- _Exercise aim_
When a line in the records contains the string "camera", copy that line.

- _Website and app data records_
★ ★ ★ ★ ★ ★ ★

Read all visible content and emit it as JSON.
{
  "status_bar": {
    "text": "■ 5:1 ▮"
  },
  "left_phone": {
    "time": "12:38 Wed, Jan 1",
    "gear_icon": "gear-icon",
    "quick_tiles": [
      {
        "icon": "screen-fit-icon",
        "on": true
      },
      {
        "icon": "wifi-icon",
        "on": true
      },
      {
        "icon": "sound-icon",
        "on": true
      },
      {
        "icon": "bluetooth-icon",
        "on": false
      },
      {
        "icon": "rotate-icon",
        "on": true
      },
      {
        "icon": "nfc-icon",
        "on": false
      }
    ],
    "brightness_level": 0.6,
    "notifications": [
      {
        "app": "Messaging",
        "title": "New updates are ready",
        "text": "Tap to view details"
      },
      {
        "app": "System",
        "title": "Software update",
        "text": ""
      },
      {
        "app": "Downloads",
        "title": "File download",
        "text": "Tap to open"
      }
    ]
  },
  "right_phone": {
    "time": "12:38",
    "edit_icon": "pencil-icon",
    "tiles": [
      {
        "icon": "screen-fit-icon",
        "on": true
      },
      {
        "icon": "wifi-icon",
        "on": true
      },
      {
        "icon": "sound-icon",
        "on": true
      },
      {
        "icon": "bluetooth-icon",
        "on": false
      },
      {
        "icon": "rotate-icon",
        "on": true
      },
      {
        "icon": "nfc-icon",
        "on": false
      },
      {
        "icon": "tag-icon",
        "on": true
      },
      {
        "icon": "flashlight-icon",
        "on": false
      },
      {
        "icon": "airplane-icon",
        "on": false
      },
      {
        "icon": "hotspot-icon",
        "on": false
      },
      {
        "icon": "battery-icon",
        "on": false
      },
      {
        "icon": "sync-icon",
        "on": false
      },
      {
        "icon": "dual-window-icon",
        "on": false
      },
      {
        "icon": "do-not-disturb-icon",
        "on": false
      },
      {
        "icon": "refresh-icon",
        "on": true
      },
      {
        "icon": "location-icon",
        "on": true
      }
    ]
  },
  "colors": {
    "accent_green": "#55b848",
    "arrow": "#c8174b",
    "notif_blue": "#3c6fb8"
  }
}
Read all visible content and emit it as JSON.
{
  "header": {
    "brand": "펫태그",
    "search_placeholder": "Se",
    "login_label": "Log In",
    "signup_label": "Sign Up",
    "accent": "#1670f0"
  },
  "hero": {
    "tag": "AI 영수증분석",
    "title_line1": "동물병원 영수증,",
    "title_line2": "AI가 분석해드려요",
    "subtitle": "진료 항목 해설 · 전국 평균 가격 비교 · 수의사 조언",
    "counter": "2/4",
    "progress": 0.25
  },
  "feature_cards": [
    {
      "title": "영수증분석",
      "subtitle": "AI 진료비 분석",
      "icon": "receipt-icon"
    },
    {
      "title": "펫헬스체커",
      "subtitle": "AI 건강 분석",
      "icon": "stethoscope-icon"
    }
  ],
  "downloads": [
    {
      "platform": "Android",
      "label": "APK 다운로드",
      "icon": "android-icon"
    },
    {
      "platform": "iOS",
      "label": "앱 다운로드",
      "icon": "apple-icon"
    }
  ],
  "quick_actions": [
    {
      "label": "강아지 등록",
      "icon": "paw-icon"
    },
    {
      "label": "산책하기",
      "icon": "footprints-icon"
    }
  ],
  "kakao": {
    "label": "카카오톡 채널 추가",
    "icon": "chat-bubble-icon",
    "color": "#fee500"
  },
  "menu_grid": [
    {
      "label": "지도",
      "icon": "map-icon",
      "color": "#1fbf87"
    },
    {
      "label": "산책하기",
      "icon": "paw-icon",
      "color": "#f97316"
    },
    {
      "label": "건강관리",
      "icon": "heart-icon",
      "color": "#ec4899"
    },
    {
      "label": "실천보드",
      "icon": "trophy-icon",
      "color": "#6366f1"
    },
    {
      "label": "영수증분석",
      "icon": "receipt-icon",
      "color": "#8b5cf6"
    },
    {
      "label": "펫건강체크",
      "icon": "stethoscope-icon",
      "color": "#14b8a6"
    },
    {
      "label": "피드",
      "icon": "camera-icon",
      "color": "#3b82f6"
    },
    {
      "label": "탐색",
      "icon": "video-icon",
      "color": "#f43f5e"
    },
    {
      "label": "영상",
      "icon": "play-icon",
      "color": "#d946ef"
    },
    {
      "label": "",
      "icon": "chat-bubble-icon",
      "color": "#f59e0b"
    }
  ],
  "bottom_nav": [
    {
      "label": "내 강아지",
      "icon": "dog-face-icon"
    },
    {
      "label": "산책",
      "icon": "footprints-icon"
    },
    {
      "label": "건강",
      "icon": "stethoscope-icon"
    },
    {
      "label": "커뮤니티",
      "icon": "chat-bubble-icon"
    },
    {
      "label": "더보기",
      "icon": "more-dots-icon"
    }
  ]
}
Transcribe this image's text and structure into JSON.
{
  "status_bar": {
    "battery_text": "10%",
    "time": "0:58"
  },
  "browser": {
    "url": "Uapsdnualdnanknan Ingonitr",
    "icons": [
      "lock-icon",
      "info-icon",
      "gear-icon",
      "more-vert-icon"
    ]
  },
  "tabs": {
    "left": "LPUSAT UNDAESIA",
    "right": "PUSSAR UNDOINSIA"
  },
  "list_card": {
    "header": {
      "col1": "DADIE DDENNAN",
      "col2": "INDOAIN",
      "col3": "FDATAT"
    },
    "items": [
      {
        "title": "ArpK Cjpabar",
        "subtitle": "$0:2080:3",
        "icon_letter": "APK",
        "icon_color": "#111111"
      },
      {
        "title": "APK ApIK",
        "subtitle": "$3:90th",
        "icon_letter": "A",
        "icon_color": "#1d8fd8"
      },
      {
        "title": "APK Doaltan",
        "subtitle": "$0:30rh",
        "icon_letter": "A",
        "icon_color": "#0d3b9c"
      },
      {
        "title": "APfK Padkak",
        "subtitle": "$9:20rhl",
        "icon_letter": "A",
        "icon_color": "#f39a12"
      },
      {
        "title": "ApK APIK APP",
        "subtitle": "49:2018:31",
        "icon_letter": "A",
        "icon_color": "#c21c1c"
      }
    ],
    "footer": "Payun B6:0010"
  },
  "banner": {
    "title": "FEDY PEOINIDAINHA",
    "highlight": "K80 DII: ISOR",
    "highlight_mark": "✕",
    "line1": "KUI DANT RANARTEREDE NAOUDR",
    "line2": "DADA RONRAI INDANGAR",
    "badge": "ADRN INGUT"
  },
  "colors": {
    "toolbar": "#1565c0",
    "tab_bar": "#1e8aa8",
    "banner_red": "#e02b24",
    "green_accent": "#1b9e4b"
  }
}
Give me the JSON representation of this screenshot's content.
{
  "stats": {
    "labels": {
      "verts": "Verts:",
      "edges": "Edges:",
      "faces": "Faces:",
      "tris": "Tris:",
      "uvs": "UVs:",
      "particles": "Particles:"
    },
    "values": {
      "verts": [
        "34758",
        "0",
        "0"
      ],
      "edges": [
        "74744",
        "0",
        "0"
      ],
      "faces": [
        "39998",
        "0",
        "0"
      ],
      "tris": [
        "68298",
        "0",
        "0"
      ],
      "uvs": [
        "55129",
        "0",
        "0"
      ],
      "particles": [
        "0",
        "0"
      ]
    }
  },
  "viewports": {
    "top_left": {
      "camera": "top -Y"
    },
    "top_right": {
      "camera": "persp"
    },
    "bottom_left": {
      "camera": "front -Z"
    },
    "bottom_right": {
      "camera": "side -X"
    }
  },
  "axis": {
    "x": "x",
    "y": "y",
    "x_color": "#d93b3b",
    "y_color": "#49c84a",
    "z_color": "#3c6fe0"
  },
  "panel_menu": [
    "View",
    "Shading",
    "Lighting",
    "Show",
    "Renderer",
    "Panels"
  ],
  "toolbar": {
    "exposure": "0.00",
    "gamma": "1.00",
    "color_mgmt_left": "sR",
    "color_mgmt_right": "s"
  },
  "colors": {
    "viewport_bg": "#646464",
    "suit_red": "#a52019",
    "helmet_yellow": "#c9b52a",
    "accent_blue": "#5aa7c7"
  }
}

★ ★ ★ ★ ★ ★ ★

- _Exercise response_
      "icon": "camera-icon",
      "camera": "top -Y"
      "camera": "persp"
      "camera": "front -Z"
      "camera": "side -X"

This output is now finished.